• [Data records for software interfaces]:
----

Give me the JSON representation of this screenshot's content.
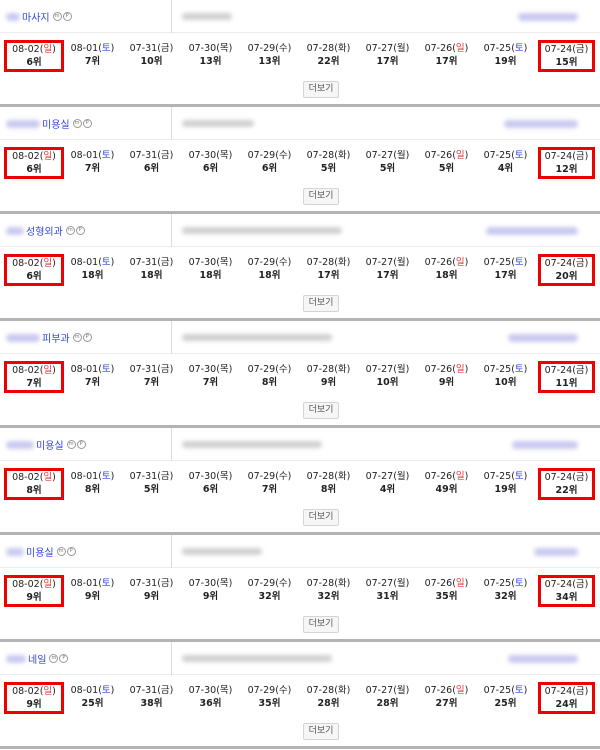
{
  "more_label": "더보기",
  "icon_letters": [
    "m",
    "P"
  ],
  "colors": {
    "highlight": "#ee0000",
    "sunday": "#e8363a",
    "saturday": "#2a3fd8",
    "keyword": "#3344dd"
  },
  "dates": [
    {
      "md": "08-02",
      "day": "일",
      "color": "red"
    },
    {
      "md": "08-01",
      "day": "토",
      "color": "blue"
    },
    {
      "md": "07-31",
      "day": "금",
      "color": ""
    },
    {
      "md": "07-30",
      "day": "목",
      "color": ""
    },
    {
      "md": "07-29",
      "day": "수",
      "color": ""
    },
    {
      "md": "07-28",
      "day": "화",
      "color": ""
    },
    {
      "md": "07-27",
      "day": "월",
      "color": ""
    },
    {
      "md": "07-26",
      "day": "일",
      "color": "red"
    },
    {
      "md": "07-25",
      "day": "토",
      "color": "blue"
    },
    {
      "md": "07-24",
      "day": "금",
      "color": ""
    }
  ],
  "cards": [
    {
      "keyword": "마사지",
      "ranks": [
        "6위",
        "7위",
        "10위",
        "13위",
        "13위",
        "22위",
        "17위",
        "17위",
        "19위",
        "15위"
      ]
    },
    {
      "keyword": "미용실",
      "ranks": [
        "6위",
        "7위",
        "6위",
        "6위",
        "6위",
        "5위",
        "5위",
        "5위",
        "4위",
        "12위"
      ]
    },
    {
      "keyword": "성형외과",
      "ranks": [
        "6위",
        "18위",
        "18위",
        "18위",
        "18위",
        "17위",
        "17위",
        "18위",
        "17위",
        "20위"
      ]
    },
    {
      "keyword": "피부과",
      "ranks": [
        "7위",
        "7위",
        "7위",
        "7위",
        "8위",
        "9위",
        "10위",
        "9위",
        "10위",
        "11위"
      ]
    },
    {
      "keyword": "미용실",
      "ranks": [
        "8위",
        "8위",
        "5위",
        "6위",
        "7위",
        "8위",
        "4위",
        "49위",
        "19위",
        "22위"
      ]
    },
    {
      "keyword": "미용실",
      "ranks": [
        "9위",
        "9위",
        "9위",
        "9위",
        "32위",
        "32위",
        "31위",
        "35위",
        "32위",
        "34위"
      ]
    },
    {
      "keyword": "네일",
      "ranks": [
        "9위",
        "25위",
        "38위",
        "36위",
        "35위",
        "28위",
        "28위",
        "27위",
        "25위",
        "24위"
      ]
    }
  ]
}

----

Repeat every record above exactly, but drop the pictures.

• [Written response]:
Give me the JSON representation of this screenshot's content.
{
  "more_label": "더보기",
  "icon_letters": [
    "m",
    "P"
  ],
  "colors": {
    "highlight": "#ee0000",
    "sunday": "#e8363a",
    "saturday": "#2a3fd8",
    "keyword": "#3344dd"
  },
  "dates": [
    {
      "md": "08-02",
      "day": "일",
      "color": "red"
    },
    {
      "md": "08-01",
      "day": "토",
      "color": "blue"
    },
    {
      "md": "07-31",
      "day": "금",
      "color": ""
    },
    {
      "md": "07-30",
      "day": "목",
      "color": ""
    },
    {
      "md": "07-29",
      "day": "수",
      "color": ""
    },
    {
      "md": "07-28",
      "day": "화",
      "color": ""
    },
    {
      "md": "07-27",
      "day": "월",
      "color": ""
    },
    {
      "md": "07-26",
      "day": "일",
      "color": "red"
    },
    {
      "md": "07-25",
      "day": "토",
      "color": "blue"
    },
    {
      "md": "07-24",
      "day": "금",
      "color": ""
    }
  ],
  "cards": [
    {
      "keyword": "마사지",
      "ranks": [
        "6위",
        "7위",
        "10위",
        "13위",
        "13위",
        "22위",
        "17위",
        "17위",
        "19위",
        "15위"
      ]
    },
    {
      "keyword": "미용실",
      "ranks": [
        "6위",
        "7위",
        "6위",
        "6위",
        "6위",
        "5위",
        "5위",
        "5위",
        "4위",
        "12위"
      ]
    },
    {
      "keyword": "성형외과",
      "ranks": [
        "6위",
        "18위",
        "18위",
        "18위",
        "18위",
        "17위",
        "17위",
        "18위",
        "17위",
        "20위"
      ]
    },
    {
      "keyword": "피부과",
      "ranks": [
        "7위",
        "7위",
        "7위",
        "7위",
        "8위",
        "9위",
        "10위",
        "9위",
        "10위",
        "11위"
      ]
    },
    {
      "keyword": "미용실",
      "ranks": [
        "8위",
        "8위",
        "5위",
        "6위",
        "7위",
        "8위",
        "4위",
        "49위",
        "19위",
        "22위"
      ]
    },
    {
      "keyword": "미용실",
      "ranks": [
        "9위",
        "9위",
        "9위",
        "9위",
        "32위",
        "32위",
        "31위",
        "35위",
        "32위",
        "34위"
      ]
    },
    {
      "keyword": "네일",
      "ranks": [
        "9위",
        "25위",
        "38위",
        "36위",
        "35위",
        "28위",
        "28위",
        "27위",
        "25위",
        "24위"
      ]
    }
  ]
}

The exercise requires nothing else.